This also creates massive issues with academic leadership since no time is left to supervise and train the next generation of researchers. Everyone probably encountered that one very senior professor with an infinite number of Ph.D. students who, if the stars are aligned correctly, get to talk to their supervisor for 15 minutes once a year. I am pretty sure that more time is needed to discuss and, well, guide trainees in research. This situation is indeed unfortunate for both parties, because I am pretty sure that the professor would have a lot to teach and the student would like to learn a lot from an experienced person. In most large research groups, there is a special tier of postdoctoral researchers for assisting in supervision duties, but their employment status is tenuous in many cases, with some of them already applying for the next position the minute they get their temporary contract for the next one. Hence, in many cases, students are left alone in figuring out all the things their supervisor already figured out—while this, at best, creates independent thinkers (I am putting this somewhat optimistically here), it also wastes a lot of resources: as any reinforcement learning expert will tell you, you need a lot of iterations to learn things in a random fashion. Plus, there is no guarantee what you will end up learning.4

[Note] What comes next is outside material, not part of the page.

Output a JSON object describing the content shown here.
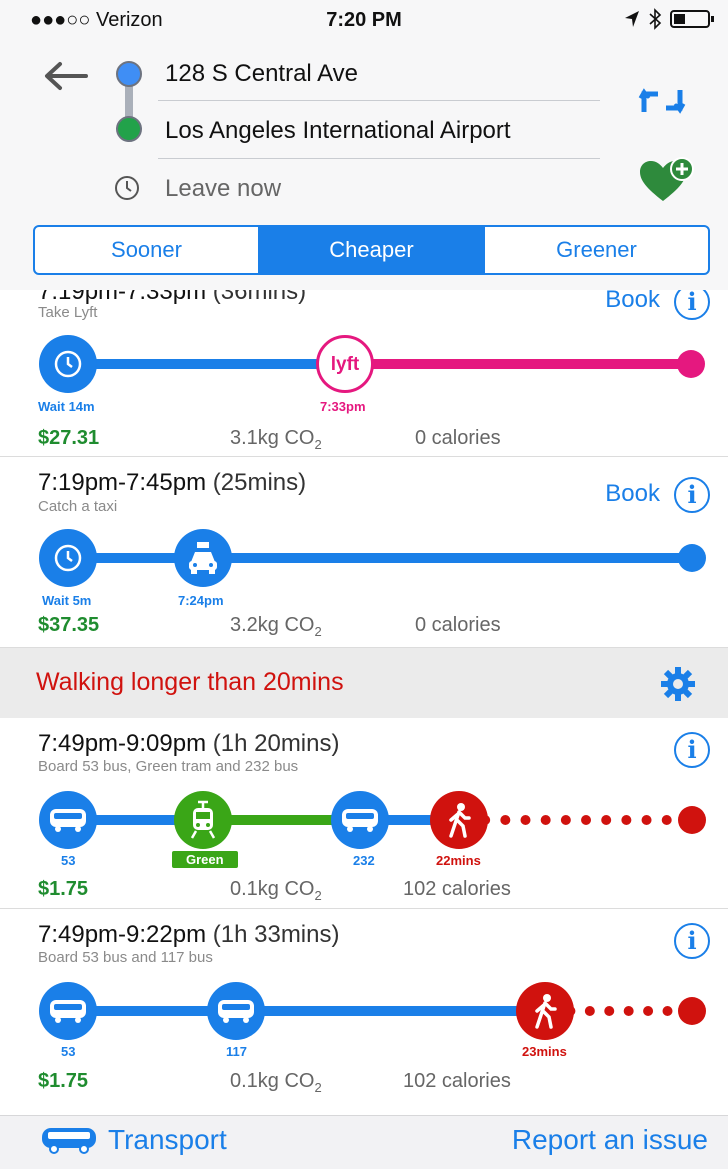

So, what can we do? Admittedly, I have no perfect solution to this.5 I understand that, with increasing responsibilities, someone has to actually manage the resources of a research group and be in charge. Hence, having a professor with 0% administrative duties would strike me as equally weird as having a research professor who spends 100% of their time managing everything. Perhaps the ideal position is a fiction and cannot be obtained easily. In my mind, I picture something like Star Trek: while Captain Picard has to think about the well-being of the crew and the ship, there are still times where he gets to follow his own research passion, archaeology.

Now, real life is not like Star Trek—unfortunately—but I believe that we can strive to improve academic leadership. At many research institutes, for instance, a better research versus management balance can be achieved, even though the fact that these institutes are situated outside the university system also creates its own complexities at times. Whatever your path, let me give you this cri de cœur: never forget that everything in academia can be dismantled, removed, or rebuilt! Keeping Chesterton’s Fence in mind, not everything should be stripped down, of course. But we need to constantly remind ourselves that this is a human-made system, built originally with a certain purpose in mind. If certain aspects of the system do not serve the original purpose any more, change is not only necessary but imperative.

  1. Let us not start a discussion about meritocracy. ↩︎

  2. It seems that, mutatis mutandis, the same phenomenon can be found in other domains as well. I shall resign myself to commenting on academia, though. ↩︎

  3. Interestingly, learning about the difficulties of these seemingly-innocuous activities has left me with a greater appreciation for being invited to such events. Understanding how hard it is to wrangle some extra money for food out of an apparently uncaring administrative body makes me enjoy such events much more. ↩︎

  4. Looking at certain aspects of machine learning research, for instance, one might be tempted to say that our ‘best practices’ are actually the ‘worst practices,’ but this is maybe best kept for a future post. ↩︎

  5. Maybe it would be better to say that I do not have the perfect solution yet↩︎